AMERICAN'S COUNCIL PURSUES CHANGE

SALT LAKE CITY -- American Stores Co. here is molding its corporate hierarchy to match its new direction.Recent realignments in management assignments and the decision earlier this year to have its top officers meet weekly as part of an Executive Council typify the chain's new approach as it moves from being a holding company to an operating company, according to American Stores' executives and analysts.The

SALT LAKE CITY -- American Stores Co. here is molding its corporate hierarchy to match its new direction.

Recent realignments in management assignments and the decision earlier this year to have its top officers meet weekly as part of an Executive Council typify the chain's new approach as it moves from being a holding company to an operating company, according to American Stores' executives and analysts.

The council, which plans the company's overall strategic direction, is comprised of 10 top executives, with Victor L. Lund, American's chairman, president and chief executive officer, presiding but not an actual member.

Meredith C. Anderson, vice president of public, government and investor relations, told SN, "The council looks at major strategic issues and the whole process of formulating, defining and refining American Stores' strategies and then attempts to manage change to help us get to where we want to be. "In the past, American has been more narrow in its focus, but now we're being very proactive in managing change and helping move the company's strategic vision forward."

Council members and their titles, most of which were recently conferred, include the following:

David L. Maher, American's chief operating officer, who will provide guidance to other executives and ensure balance and consistency in the company's undertakings.

Martin A. Scholtens, chief operating officer of retail, whose

job it is to ensure that American achieves leverage, synergies and cross-fertilization from all its retail entities.

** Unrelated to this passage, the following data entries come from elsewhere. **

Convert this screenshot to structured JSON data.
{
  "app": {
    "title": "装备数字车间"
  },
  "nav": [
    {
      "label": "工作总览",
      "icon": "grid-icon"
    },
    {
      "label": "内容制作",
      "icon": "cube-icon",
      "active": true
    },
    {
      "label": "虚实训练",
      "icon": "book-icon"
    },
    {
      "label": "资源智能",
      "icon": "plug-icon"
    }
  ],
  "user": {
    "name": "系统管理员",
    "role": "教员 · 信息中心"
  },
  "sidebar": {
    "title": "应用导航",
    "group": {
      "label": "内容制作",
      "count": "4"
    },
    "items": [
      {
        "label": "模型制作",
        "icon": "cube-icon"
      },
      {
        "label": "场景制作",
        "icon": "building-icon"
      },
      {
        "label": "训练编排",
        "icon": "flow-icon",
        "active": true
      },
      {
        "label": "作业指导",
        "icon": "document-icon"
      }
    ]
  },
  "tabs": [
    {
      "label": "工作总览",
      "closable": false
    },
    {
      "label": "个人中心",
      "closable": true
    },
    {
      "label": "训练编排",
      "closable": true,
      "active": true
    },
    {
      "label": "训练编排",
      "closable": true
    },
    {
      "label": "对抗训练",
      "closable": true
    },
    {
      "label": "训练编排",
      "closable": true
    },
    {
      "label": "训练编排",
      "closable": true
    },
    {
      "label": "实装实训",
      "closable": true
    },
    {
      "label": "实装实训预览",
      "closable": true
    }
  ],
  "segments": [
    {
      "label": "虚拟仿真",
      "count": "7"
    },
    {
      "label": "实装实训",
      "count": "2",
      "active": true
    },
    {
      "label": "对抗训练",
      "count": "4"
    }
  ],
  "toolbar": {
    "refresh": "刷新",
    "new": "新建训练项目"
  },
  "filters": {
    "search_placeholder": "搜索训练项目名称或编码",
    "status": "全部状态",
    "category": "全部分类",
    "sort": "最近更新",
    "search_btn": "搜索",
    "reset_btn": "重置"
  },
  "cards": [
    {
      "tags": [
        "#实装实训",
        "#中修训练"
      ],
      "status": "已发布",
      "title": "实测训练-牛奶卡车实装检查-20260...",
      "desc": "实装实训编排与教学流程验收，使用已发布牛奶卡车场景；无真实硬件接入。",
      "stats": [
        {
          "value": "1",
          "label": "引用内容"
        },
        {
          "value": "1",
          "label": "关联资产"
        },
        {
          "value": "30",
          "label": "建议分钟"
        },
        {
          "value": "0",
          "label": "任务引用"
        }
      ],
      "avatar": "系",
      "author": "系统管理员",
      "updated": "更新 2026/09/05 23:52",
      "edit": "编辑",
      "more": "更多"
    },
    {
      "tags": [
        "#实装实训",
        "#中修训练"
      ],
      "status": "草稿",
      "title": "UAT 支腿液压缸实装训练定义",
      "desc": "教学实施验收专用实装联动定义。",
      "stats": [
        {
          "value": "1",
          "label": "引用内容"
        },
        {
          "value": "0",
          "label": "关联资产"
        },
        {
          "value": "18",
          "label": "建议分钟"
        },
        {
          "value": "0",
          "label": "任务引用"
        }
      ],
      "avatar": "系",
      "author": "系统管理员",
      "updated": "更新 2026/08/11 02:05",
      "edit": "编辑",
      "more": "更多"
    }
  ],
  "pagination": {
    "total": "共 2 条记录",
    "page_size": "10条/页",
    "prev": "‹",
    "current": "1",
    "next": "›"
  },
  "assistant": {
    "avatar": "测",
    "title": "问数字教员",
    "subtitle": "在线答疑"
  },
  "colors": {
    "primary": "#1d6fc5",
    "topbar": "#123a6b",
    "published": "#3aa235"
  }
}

William J. Bolton, chief operating officer of markets, who is charged with balancing food and drug assets on a market region basis and seeking growth opportunities in new formats.

Robert Hermanns, chief operating officer of procurement, whose function is to devise unified national services and logistics to support Scholten's and Bolton's strategies as efficiently and rapidly as possible.

Hermanns also has ultimate responsibility for the Delta Group -- an amalgam of 120 operations and computer specialists that is reengineering American's systems into a nationally managed infrastructure that will tie together buying, merchandising, warehousing, distribution and inventory control.

Six other members of the Executive Council will supervise centralized administrative services. They are:

Kent T. Anderson, chief strategy officer.

Teresa Beck, chief financial officer.

James R. Clark, chief planning officer.

Kathleen E. McDermott, chief legal officer.

Stephen L. Mannschreck, chief human resources officer.

Francis J. Raucci, executive vice president and chief labor counsel.

According to Gary Giblen, managing director at Smith Barney, New York, the council provides American with the opportunity to "move outside the box" and develop more innovative approaches and solutions to new and existing challenges. "For a company like American, which grew through a series of acquisitions of chains with different cultures and different ways of doing things, a vehicle like the Executive Council is especially important because it allows the company to cross-fertilize best practices across all divisions and drive the process of upgrading inter-company information systems," Giblen said.

Lund outlined the company's new direction at last month's annual meeting, noting that "historically we have been organized into a half dozen or so operating entities, each of which has been largely autonomous. Each provided its own support operations, even if that resulted in duplication. Now we are breaking down those barriers and eliminating those inefficient duplications [and finding that] the efficiencies that can flow from national teamwork are powerful."

According to Giblen, the appointment of Bolton as chief operating officer of markets, exemplifies the process of cross-fertilization American is seeking to achieve.

"Bolton's job is to look at each store and find ways to maximize its return, whether that means converting it to a Super Saver, a drug store, a medical equipment store or a 'fresh' store -- something that wouldn't be practical if you had one executive in charge of supermarkets and another in charge of drug stores," he noted.

The Executive Council evolved last March from the Executive Working Party, a group formed at Lund's direction in 1993.

Jonathan Ziegler, a securities analyst with Salomon Bros., New York, said, "You need to be proactive in this industry today because Wal-Mart never sleeps.

"And now American, like others in the industry, is realizing that it has to take more proactive positions -- in areas like logistics, cost-cutting, working with vendors and new store concepts -- because it sees it's in a non-growth industry sector."

Chuck Cerankosky, a securities analyst with Hancock Institutional Equity Services, Cleveland, said the formation of the council and the accompanying changes in management titles and responsibilities "signifies the seriousness with which American is addressing cost-reduction efforts to streamline information systems, purchasing and store development, as well as the way in which the new management team will work together."